*Data for the task:*
■ ■ ■ ■ ■

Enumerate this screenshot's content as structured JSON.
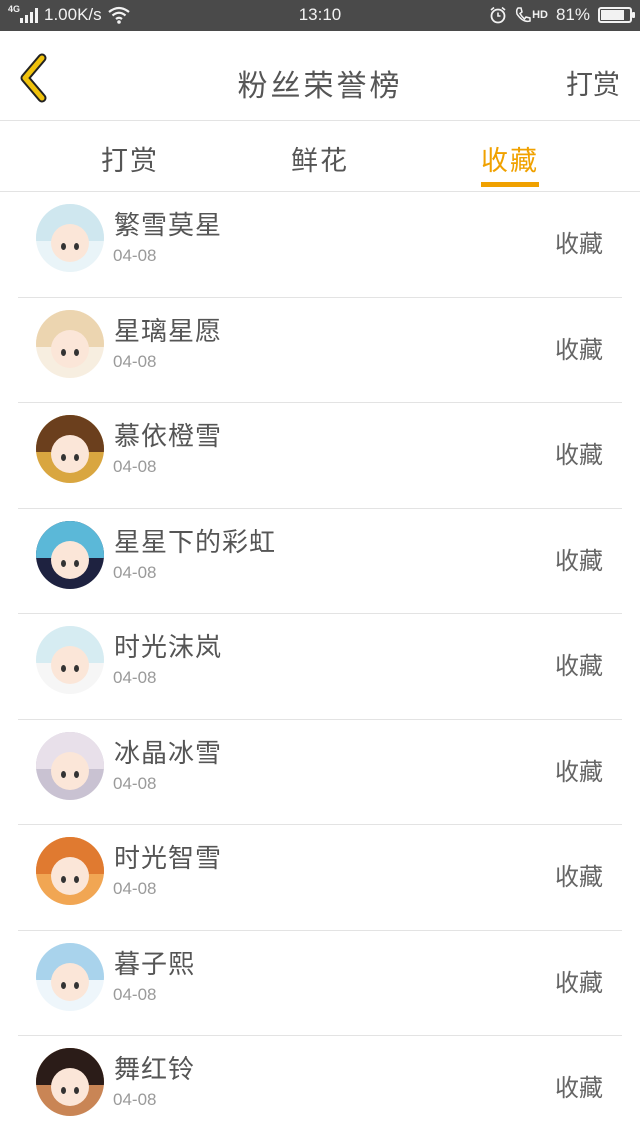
{
  "status_bar": {
    "network": "4G",
    "speed": "1.00K/s",
    "time": "13:10",
    "hd": "HD",
    "battery": "81%",
    "battery_level": 0.81
  },
  "header": {
    "back_icon": "chevron-left-icon",
    "title": "粉丝荣誉榜",
    "right_action": "打赏",
    "accent_color": "#f0a100"
  },
  "tabs": [
    {
      "label": "打赏",
      "active": false
    },
    {
      "label": "鲜花",
      "active": false
    },
    {
      "label": "收藏",
      "active": true
    }
  ],
  "fans": [
    {
      "name": "繁雪莫星",
      "date": "04-08",
      "type": "收藏",
      "hair": "#cfe7ef",
      "bg": "#e9f4f8"
    },
    {
      "name": "星璃星愿",
      "date": "04-08",
      "type": "收藏",
      "hair": "#ecd5b0",
      "bg": "#f7eee0"
    },
    {
      "name": "慕依橙雪",
      "date": "04-08",
      "type": "收藏",
      "hair": "#6b3f1d",
      "bg": "#d9a640"
    },
    {
      "name": "星星下的彩虹",
      "date": "04-08",
      "type": "收藏",
      "hair": "#5bb8d8",
      "bg": "#1e2240"
    },
    {
      "name": "时光沫岚",
      "date": "04-08",
      "type": "收藏",
      "hair": "#d6ecf2",
      "bg": "#f6f6f6"
    },
    {
      "name": "冰晶冰雪",
      "date": "04-08",
      "type": "收藏",
      "hair": "#e8e0ea",
      "bg": "#c9c2d2"
    },
    {
      "name": "时光智雪",
      "date": "04-08",
      "type": "收藏",
      "hair": "#e07a30",
      "bg": "#f1a653"
    },
    {
      "name": "暮子熙",
      "date": "04-08",
      "type": "收藏",
      "hair": "#a9d3ec",
      "bg": "#eef6fb"
    },
    {
      "name": "舞红铃",
      "date": "04-08",
      "type": "收藏",
      "hair": "#2b1c18",
      "bg": "#c98555"
    }
  ]
}
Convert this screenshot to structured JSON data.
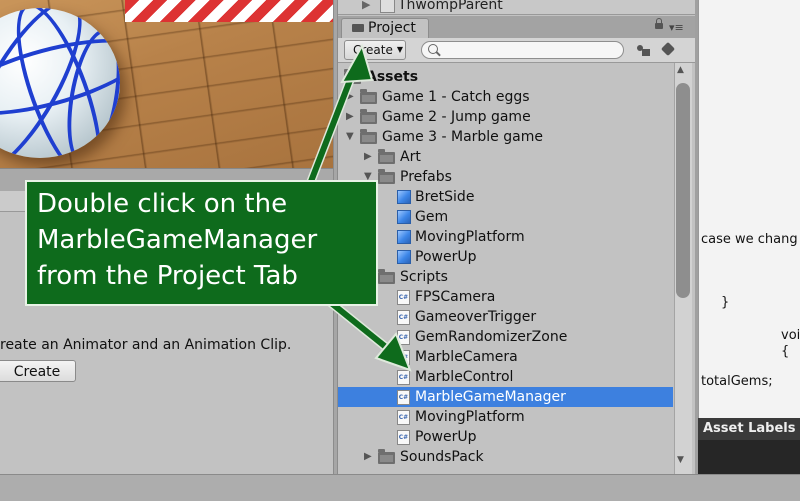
{
  "hierarchy": {
    "partial_item": "ThwompParent"
  },
  "project_panel": {
    "tab_label": "Project",
    "create_label": "Create",
    "search_placeholder": "",
    "items": [
      {
        "label": "Assets",
        "depth": 0,
        "kind": "folder",
        "expanded": true
      },
      {
        "label": "Game 1 - Catch eggs",
        "depth": 1,
        "kind": "folder",
        "expanded": false
      },
      {
        "label": "Game 2 - Jump game",
        "depth": 1,
        "kind": "folder",
        "expanded": false
      },
      {
        "label": "Game 3 - Marble game",
        "depth": 1,
        "kind": "folder",
        "expanded": true
      },
      {
        "label": "Art",
        "depth": 2,
        "kind": "folder",
        "expanded": false
      },
      {
        "label": "Prefabs",
        "depth": 2,
        "kind": "folder",
        "expanded": true
      },
      {
        "label": "BretSide",
        "depth": 3,
        "kind": "prefab"
      },
      {
        "label": "Gem",
        "depth": 3,
        "kind": "prefab"
      },
      {
        "label": "MovingPlatform",
        "depth": 3,
        "kind": "prefab"
      },
      {
        "label": "PowerUp",
        "depth": 3,
        "kind": "prefab"
      },
      {
        "label": "Scripts",
        "depth": 2,
        "kind": "folder",
        "expanded": true
      },
      {
        "label": "FPSCamera",
        "depth": 3,
        "kind": "script"
      },
      {
        "label": "GameoverTrigger",
        "depth": 3,
        "kind": "script"
      },
      {
        "label": "GemRandomizerZone",
        "depth": 3,
        "kind": "script"
      },
      {
        "label": "MarbleCamera",
        "depth": 3,
        "kind": "script"
      },
      {
        "label": "MarbleControl",
        "depth": 3,
        "kind": "script"
      },
      {
        "label": "MarbleGameManager",
        "depth": 3,
        "kind": "script",
        "selected": true
      },
      {
        "label": "MovingPlatform",
        "depth": 3,
        "kind": "script"
      },
      {
        "label": "PowerUp",
        "depth": 3,
        "kind": "script"
      },
      {
        "label": "SoundsPack",
        "depth": 2,
        "kind": "folder",
        "expanded": false
      }
    ]
  },
  "animation_panel": {
    "message": "reate an Animator and an Animation Clip.",
    "create_button": "Create"
  },
  "inspector": {
    "code_lines": [
      "case we chang",
      "}",
      "voi",
      "{",
      "totalGems;"
    ],
    "asset_labels": "Asset Labels"
  },
  "callout": {
    "lines": [
      "Double click on the",
      "MarbleGameManager",
      "from the Project Tab"
    ]
  },
  "colors": {
    "selection": "#3d80df",
    "callout_bg": "#0e6b1c",
    "arrow": "#0e6b1c"
  }
}
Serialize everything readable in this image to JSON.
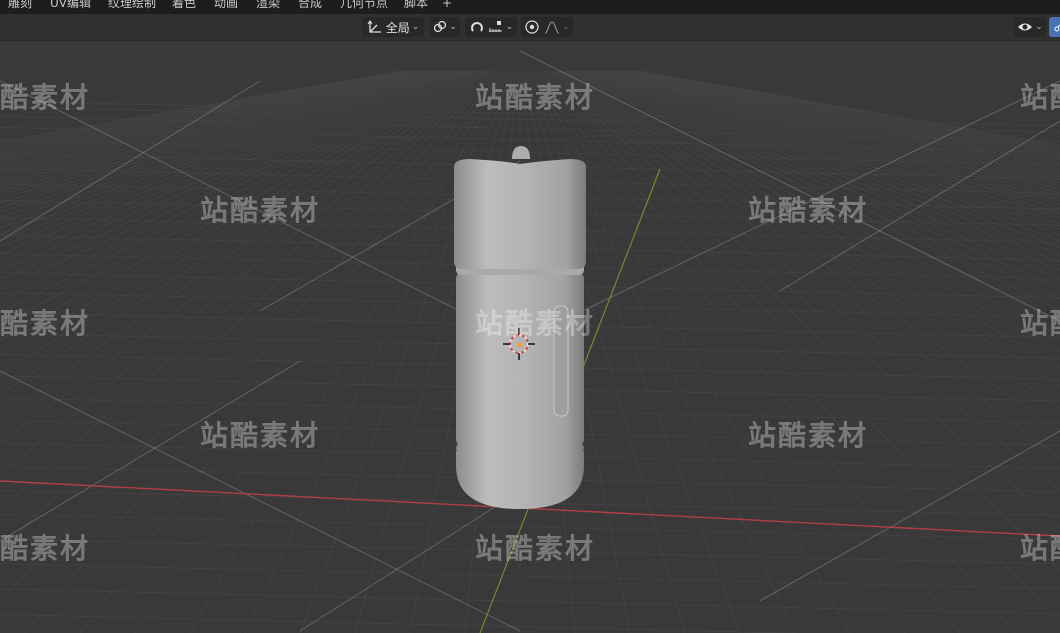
{
  "workspace_tabs": [
    "雕刻",
    "UV编辑",
    "纹理绘制",
    "着色",
    "动画",
    "渲染",
    "合成",
    "几何节点",
    "脚本"
  ],
  "add_workspace_label": "+",
  "header": {
    "transform_orientation": "全局"
  },
  "watermark_text": "站酷素材",
  "icons": {
    "transform_orientation": "axes-icon",
    "pivot": "link-pivot-icon",
    "snap": "magnet-icon",
    "snap_target": "snap-increment-icon",
    "proportional_edit": "proportional-edit-icon",
    "falloff": "falloff-curve-icon",
    "visibility": "eye-icon",
    "gizmo": "gizmo-icon"
  },
  "colors": {
    "x_axis": "#b13f45",
    "y_axis": "#6b8f2c",
    "grid_bg": "#393939",
    "model": "#b6b6b6"
  }
}
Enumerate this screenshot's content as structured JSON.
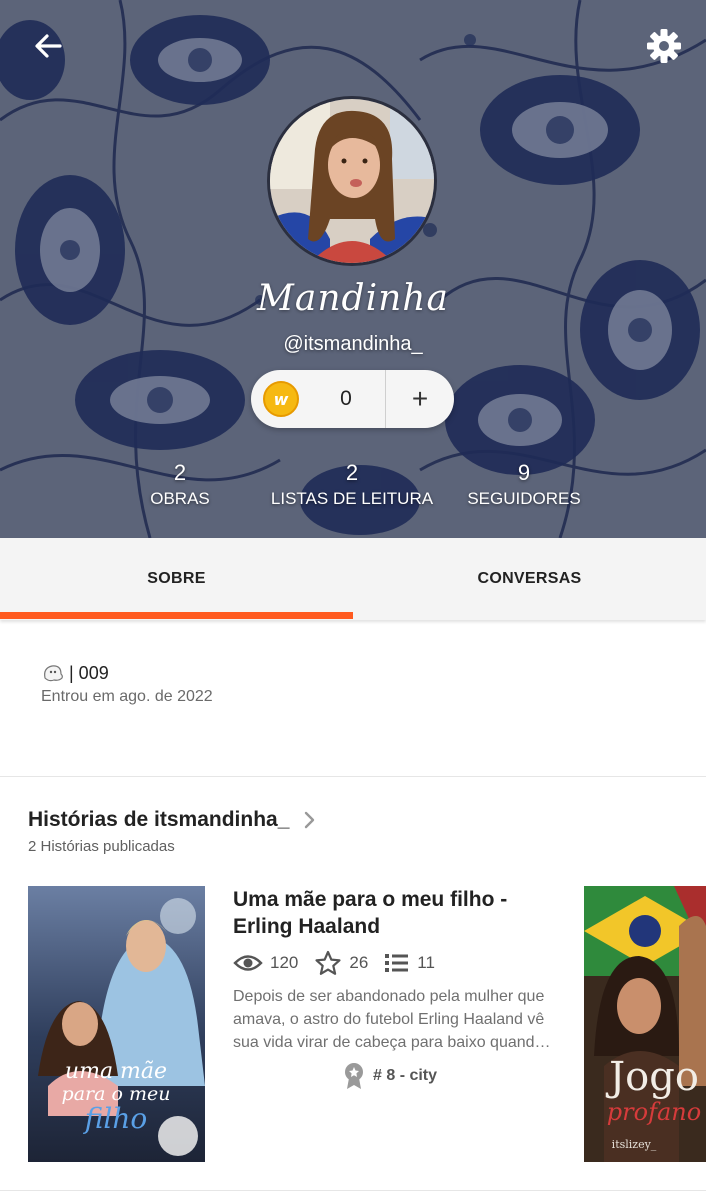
{
  "profile": {
    "display_name": "Mandinha",
    "handle": "@itsmandinha_",
    "coins": {
      "count": "0",
      "coin_letter": "w",
      "add_symbol": "+"
    },
    "stats": [
      {
        "value": "2",
        "label": "OBRAS"
      },
      {
        "value": "2",
        "label": "LISTAS DE LEITURA"
      },
      {
        "value": "9",
        "label": "SEGUIDORES"
      }
    ]
  },
  "tabs": [
    {
      "label": "SOBRE",
      "active": true
    },
    {
      "label": "CONVERSAS",
      "active": false
    }
  ],
  "about": {
    "description": "| 009",
    "joined": "Entrou em ago. de 2022"
  },
  "stories_section": {
    "title": "Histórias de itsmandinha_",
    "subtitle": "2 Histórias publicadas",
    "stories": [
      {
        "title": "Uma mãe para o meu filho - Erling Haaland",
        "reads": "120",
        "votes": "26",
        "parts": "11",
        "description": "Depois de ser abandonado pela mulher que amava, o astro do futebol Erling Haaland vê sua vida virar de cabeça para baixo quando descobre que é pai...",
        "tag": "# 8 - city",
        "cover_text": [
          "uma mãe",
          "para o meu",
          "filho"
        ]
      },
      {
        "cover_text": [
          "Jogo",
          "profano"
        ],
        "cover_author": "itslizey_"
      }
    ]
  },
  "colors": {
    "accent": "#ff5a1f",
    "header_bg": "#5b6479",
    "coin": "#f6b912"
  },
  "icons": {
    "back": "arrow-left-icon",
    "settings": "gear-icon",
    "add": "plus-icon",
    "reads": "eye-icon",
    "votes": "star-icon",
    "parts": "list-icon",
    "tag": "ribbon-icon",
    "more": "chevron-right-icon"
  }
}
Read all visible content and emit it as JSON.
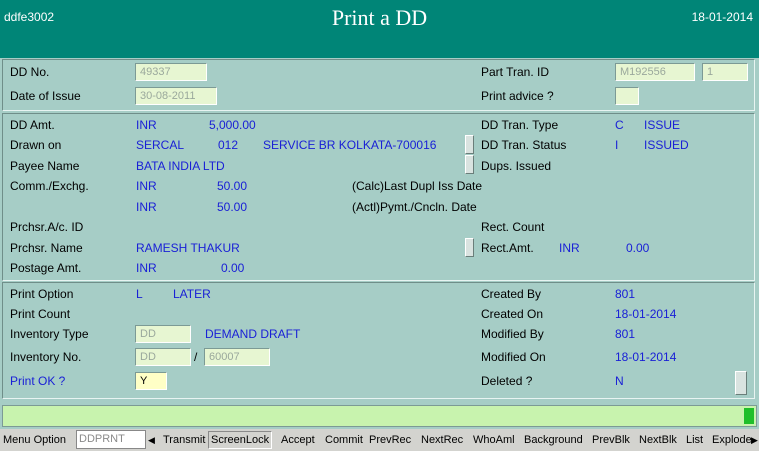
{
  "header": {
    "screen_code": "ddfe3002",
    "title": "Print a DD",
    "date": "18-01-2014"
  },
  "section1": {
    "dd_no_label": "DD No.",
    "dd_no_value": "49337",
    "date_issue_label": "Date of Issue",
    "date_issue_value": "30-08-2011",
    "part_tran_label": "Part Tran. ID",
    "part_tran_value": "M192556",
    "part_tran_seq": "1",
    "print_advice_label": "Print advice ?",
    "print_advice_value": ""
  },
  "section2": {
    "dd_amt_label": "DD Amt.",
    "dd_amt_ccy": "INR",
    "dd_amt_value": "5,000.00",
    "drawn_on_label": "Drawn on",
    "drawn_on_bank": "SERCAL",
    "drawn_on_code": "012",
    "drawn_on_branch": "SERVICE BR KOLKATA-700016",
    "payee_label": "Payee Name",
    "payee_value": "BATA INDIA LTD",
    "comm_label": "Comm./Exchg.",
    "comm1_ccy": "INR",
    "comm1_value": "50.00",
    "comm2_ccy": "INR",
    "comm2_value": "50.00",
    "calc_label": "(Calc)Last Dupl Iss Date",
    "actl_label": "(Actl)Pymt./Cncln. Date",
    "tran_type_label": "DD Tran. Type",
    "tran_type_code": "C",
    "tran_type_desc": "ISSUE",
    "tran_status_label": "DD Tran. Status",
    "tran_status_code": "I",
    "tran_status_desc": "ISSUED",
    "dups_label": "Dups. Issued",
    "prchsr_ac_label": "Prchsr.A/c. ID",
    "rect_count_label": "Rect. Count",
    "prchsr_name_label": "Prchsr. Name",
    "prchsr_name_value": "RAMESH THAKUR",
    "rect_amt_label": "Rect.Amt.",
    "rect_amt_ccy": "INR",
    "rect_amt_value": "0.00",
    "postage_label": "Postage Amt.",
    "postage_ccy": "INR",
    "postage_value": "0.00"
  },
  "section3": {
    "print_option_label": "Print Option",
    "print_option_code": "L",
    "print_option_desc": "LATER",
    "print_count_label": "Print Count",
    "inv_type_label": "Inventory Type",
    "inv_type_value": "DD",
    "inv_type_desc": "DEMAND DRAFT",
    "inv_no_label": "Inventory No.",
    "inv_no_prefix": "DD",
    "inv_no_sep": "/",
    "inv_no_value": "60007",
    "print_ok_label": "Print OK ?",
    "print_ok_value": "Y",
    "created_by_label": "Created By",
    "created_by_value": "801",
    "created_on_label": "Created On",
    "created_on_value": "18-01-2014",
    "modified_by_label": "Modified By",
    "modified_by_value": "801",
    "modified_on_label": "Modified On",
    "modified_on_value": "18-01-2014",
    "deleted_label": "Deleted ?",
    "deleted_value": "N"
  },
  "toolbar": {
    "menu_option_label": "Menu Option",
    "menu_field_value": "DDPRNT",
    "left_arrow": "◀",
    "right_arrow": "▶",
    "buttons": [
      "Transmit",
      "ScreenLock",
      "Accept",
      "Commit",
      "PrevRec",
      "NextRec",
      "WhoAml",
      "Background",
      "PrevBlk",
      "NextBlk",
      "List",
      "Explode"
    ]
  },
  "colors": {
    "header": "#008577",
    "body": "#a6cdc6",
    "field": "#e7f6d2",
    "active_field": "#ffffc6",
    "value_text": "#1a20d6",
    "status_bar": "#c8f3ae",
    "led": "#1fbf2a"
  }
}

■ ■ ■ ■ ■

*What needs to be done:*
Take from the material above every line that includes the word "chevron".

*Response to this task:*
    "back_icon": "chevron-left-icon",
    "more": "chevron-right-icon"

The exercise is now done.